The Defects Dilemma: Developers and Defects, by Dr Jonathan Drane

Jon Drane-5999

A little history of private property  development and its effect on defect levels in Australia.

Defects have plagued buildings for decades if not centuries, and no more so than in the post war era of the private developer and with the emergence of the ‘design and construct’ project- the sister act of development as a private system of creation of our titled buildings.

Although many D&C projects are created with minimal defects, the practice of D&C and its evolution out of the previous Architect and Master Builder era, has a large part to play.

This paper takes us through a brief history lesson including the emergence of private property development and D&C in the post-WWII era, and the associated vulnerability of standards of construction across professions and regulatory systems. The erosion of the regulatory process, both professional and authority-based, is also revealed in the emergence of private certification and the dilemma of the slippery deal. The end product of such a system is illustrated with a ‘horror’ case example of one of its offspring.

Finally a ‘Defects Scenario Matrix’ is put forward for ways to keep a handle on defects on the D&C project based on a review of the horror case example and then a case example with a low defects regime.

Read Jonathan’s paper:

Drane 2015- Defects A Builders View

Read this blog article as pdf:

dd1-the-defects-dilemma

 

Hello world!!

Jon Drane-5999

Welcome to my new blog and web site.

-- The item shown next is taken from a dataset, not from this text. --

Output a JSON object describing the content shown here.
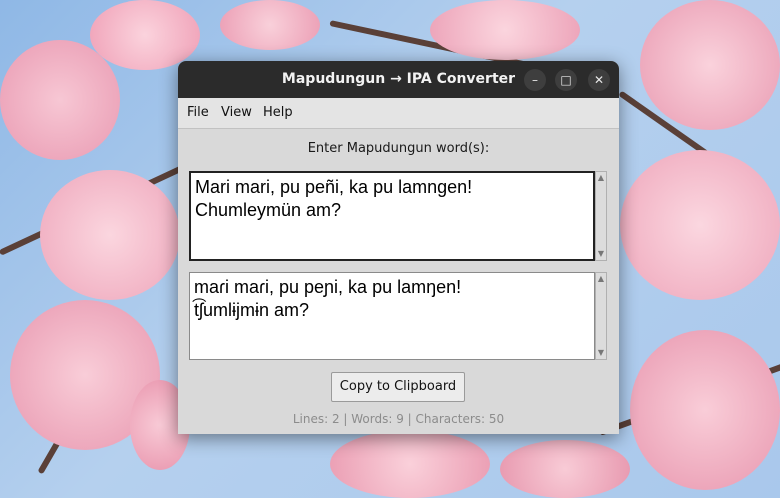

It has been refined to focus on my independent research and advisory profile.

This site is designed to allow prospective clients to understand how I combine my research profile with the analysis of complex construction problems in different situations including legal cases and project situations.

My previous blog which included articles on the city dormancy and property development has been archived and key articles will be revisited here. Please contact us on info@jondrane.net if you need a particular article.

This site also caters and focuses on my research into city dormancy and urban renewal so that students are able to tap into my works. I encourage students of the built environment to continue my work in this area of city dormancy and development.

My non-fiction book collection including my books on the Camino de Santiago are briefly referred to on this web site and will be expanded in another independent web site.

Thank you for your interest in my work.

Dr Jonathan Drane